The bile and the rhetoric are back in Ottawa already, mere weeks after all the talk about creating a new spirit of cooperation because we're all in this together during trying economic times. That is going out the window because the Conservatives want to trim $30M in handouts to the political parties; it's the arts funding cuts all over again, except this time it's due to sheer navel-gazing on the parts of the opposition parties upset that they'll no longer receive the majority of their funding from the government instead of going out and earning it from regular people who are their nominal supporters.
With the economic situation in the country maybe not quite as sound fundamentally as we would have hoped, with the dollar still fluctuating, with voter fatigue running high among everybody except for Montreal Canadiens fans who vote 4 or 5 times a day for the NHL All-Star Game Starting Six, they're threatening to bring down the government and have an election!

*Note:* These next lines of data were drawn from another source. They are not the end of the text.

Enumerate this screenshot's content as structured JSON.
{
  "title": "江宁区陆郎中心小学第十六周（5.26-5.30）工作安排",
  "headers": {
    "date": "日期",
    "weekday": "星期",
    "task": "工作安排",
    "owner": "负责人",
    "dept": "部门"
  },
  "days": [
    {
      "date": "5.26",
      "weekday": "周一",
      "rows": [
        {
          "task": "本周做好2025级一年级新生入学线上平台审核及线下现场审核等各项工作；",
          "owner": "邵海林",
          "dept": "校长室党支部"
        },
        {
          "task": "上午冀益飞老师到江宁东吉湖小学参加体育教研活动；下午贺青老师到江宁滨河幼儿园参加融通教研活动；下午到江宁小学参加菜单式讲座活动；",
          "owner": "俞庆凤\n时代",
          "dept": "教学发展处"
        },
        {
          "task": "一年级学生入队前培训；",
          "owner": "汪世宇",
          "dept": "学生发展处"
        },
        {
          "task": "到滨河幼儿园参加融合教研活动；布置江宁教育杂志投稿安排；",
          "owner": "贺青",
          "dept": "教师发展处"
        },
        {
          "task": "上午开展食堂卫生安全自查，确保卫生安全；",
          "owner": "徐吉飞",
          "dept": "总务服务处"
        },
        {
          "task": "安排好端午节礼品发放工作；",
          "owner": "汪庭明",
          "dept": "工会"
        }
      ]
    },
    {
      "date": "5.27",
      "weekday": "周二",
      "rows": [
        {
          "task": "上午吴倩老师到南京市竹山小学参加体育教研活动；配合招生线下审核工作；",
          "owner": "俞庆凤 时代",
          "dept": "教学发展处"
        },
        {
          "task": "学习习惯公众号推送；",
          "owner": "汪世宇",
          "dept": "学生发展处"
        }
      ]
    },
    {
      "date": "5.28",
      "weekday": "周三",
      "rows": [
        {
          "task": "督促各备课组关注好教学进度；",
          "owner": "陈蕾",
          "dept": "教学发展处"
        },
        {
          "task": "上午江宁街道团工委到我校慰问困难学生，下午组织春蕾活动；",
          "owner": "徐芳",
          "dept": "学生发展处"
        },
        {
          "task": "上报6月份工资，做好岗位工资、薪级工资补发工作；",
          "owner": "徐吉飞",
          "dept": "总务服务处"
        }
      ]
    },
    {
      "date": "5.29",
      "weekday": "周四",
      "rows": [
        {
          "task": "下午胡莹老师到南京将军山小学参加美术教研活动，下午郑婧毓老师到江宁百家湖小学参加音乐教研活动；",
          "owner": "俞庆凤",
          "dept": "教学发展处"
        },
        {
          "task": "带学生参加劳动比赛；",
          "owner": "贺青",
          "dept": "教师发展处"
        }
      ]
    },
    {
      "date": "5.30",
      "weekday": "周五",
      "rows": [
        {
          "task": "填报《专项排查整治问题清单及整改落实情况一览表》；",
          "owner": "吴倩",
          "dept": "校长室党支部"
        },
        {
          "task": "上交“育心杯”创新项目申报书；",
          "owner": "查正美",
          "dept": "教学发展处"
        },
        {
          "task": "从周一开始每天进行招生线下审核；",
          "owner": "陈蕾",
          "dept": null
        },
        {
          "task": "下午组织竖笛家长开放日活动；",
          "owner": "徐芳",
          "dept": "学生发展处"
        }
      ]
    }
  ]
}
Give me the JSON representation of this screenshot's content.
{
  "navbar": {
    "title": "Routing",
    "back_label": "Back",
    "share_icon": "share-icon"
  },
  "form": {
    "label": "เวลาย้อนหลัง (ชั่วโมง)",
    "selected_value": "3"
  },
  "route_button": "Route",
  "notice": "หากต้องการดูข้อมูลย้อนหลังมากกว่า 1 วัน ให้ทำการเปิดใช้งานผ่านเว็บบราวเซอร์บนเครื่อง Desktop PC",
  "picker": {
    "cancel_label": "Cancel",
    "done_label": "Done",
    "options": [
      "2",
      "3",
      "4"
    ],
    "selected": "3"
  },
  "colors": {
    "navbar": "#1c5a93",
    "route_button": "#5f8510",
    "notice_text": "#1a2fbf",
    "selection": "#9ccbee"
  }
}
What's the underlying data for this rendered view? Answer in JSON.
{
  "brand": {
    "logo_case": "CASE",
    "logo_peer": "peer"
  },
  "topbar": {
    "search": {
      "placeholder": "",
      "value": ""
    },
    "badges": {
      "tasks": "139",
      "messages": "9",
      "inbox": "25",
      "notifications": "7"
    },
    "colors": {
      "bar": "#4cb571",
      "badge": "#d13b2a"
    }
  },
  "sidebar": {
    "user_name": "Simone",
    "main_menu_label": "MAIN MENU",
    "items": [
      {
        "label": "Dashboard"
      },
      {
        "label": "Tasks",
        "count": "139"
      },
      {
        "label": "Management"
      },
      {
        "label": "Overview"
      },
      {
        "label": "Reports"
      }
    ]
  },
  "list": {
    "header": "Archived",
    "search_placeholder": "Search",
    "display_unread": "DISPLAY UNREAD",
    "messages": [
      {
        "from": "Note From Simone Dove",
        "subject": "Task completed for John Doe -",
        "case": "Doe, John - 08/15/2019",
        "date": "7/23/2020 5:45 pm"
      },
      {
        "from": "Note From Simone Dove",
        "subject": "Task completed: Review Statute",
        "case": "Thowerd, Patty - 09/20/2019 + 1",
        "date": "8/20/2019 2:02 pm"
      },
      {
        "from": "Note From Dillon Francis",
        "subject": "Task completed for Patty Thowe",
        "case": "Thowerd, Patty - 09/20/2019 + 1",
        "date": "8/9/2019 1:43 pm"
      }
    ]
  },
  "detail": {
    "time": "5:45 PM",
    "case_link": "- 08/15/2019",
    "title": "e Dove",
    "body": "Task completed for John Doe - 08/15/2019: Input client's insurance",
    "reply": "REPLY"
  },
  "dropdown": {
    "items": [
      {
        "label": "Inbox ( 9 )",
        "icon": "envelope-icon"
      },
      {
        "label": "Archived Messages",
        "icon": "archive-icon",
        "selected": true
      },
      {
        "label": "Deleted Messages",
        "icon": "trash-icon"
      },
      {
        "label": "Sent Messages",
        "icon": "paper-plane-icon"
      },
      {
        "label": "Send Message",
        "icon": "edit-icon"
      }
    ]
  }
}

After all the hand-wringing that the last one was hailed as "unnecessary" and "Harper broke his word," with all the talk of the need for fiscal restraint, despite the fact that the people have spoken only 7 weeks ago, despite the fact that the Liberals have no leader and no platform and no money, the Liberals want to have an election.
Nothing would say "we don't give a damn about stability" in a time when stability is urgently required more than having an election. Economies rely heavily on political stability in a country. When a country is going through severe political turmoil, investors tend to take out their money and look elsewhere. There's a reason that only the gullible send their money to Zimbabwean princes: they're afraid of putting it into that country's economy because there's always the threat of the government seizing all the assets for itself. Should Canada be plunged into its second election in the last half of 2008 it will send a signal to investors that the country is panicking in the face of this economic crisis, and they will respond by removing their assets and plunking them into the United States or Europe or Asia. We will lose out severely if we succumb to the folly of the moment.